* YOUR OBJECTIVE *
Pick out and copy every line below that has the word "JSON".

Collected data:
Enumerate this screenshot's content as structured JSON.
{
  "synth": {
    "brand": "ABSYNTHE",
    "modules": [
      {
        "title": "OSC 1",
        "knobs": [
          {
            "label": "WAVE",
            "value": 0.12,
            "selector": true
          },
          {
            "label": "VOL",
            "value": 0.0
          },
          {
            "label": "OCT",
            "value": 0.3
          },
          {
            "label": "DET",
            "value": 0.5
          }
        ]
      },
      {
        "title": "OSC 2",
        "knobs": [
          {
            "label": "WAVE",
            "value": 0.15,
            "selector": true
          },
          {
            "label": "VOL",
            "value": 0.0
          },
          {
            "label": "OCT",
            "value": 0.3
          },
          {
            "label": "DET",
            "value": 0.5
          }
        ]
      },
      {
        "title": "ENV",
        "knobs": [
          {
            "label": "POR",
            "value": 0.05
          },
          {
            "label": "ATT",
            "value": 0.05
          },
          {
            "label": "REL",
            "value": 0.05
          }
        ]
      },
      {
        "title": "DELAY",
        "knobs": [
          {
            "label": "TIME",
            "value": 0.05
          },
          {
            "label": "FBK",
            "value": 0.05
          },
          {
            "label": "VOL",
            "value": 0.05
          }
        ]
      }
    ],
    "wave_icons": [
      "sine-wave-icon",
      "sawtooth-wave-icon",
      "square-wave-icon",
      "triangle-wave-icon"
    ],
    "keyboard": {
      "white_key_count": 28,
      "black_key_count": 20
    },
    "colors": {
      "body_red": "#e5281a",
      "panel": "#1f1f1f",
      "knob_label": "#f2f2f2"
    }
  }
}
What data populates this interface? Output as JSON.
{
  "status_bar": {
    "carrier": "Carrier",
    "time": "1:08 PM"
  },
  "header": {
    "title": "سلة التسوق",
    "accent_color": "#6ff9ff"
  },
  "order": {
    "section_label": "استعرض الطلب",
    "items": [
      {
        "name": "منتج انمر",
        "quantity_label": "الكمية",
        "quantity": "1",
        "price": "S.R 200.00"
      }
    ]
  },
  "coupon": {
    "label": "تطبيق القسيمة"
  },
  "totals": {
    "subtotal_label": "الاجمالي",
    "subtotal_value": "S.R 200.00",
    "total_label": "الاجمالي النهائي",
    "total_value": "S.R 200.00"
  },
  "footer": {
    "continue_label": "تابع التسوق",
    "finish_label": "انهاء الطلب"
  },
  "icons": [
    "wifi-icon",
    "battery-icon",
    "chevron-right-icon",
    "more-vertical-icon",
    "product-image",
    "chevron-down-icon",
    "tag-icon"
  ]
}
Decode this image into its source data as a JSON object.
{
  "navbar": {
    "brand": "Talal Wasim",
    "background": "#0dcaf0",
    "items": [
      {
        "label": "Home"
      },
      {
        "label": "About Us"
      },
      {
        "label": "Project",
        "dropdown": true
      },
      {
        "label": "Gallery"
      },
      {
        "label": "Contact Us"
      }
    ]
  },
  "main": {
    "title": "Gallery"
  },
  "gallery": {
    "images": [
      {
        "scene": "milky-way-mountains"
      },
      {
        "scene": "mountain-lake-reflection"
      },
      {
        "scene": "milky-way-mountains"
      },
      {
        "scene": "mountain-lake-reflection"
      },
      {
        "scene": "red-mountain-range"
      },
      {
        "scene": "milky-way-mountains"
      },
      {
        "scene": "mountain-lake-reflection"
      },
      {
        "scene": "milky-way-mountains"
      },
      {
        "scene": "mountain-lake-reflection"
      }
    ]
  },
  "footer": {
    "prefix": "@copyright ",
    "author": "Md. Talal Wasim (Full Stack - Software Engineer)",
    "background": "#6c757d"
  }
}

* WRITTEN ANSWER *
Enumerate this screenshot's content as structured JSON.
What data populates this interface? Output as JSON.
Decode this image into its source data as a JSON object.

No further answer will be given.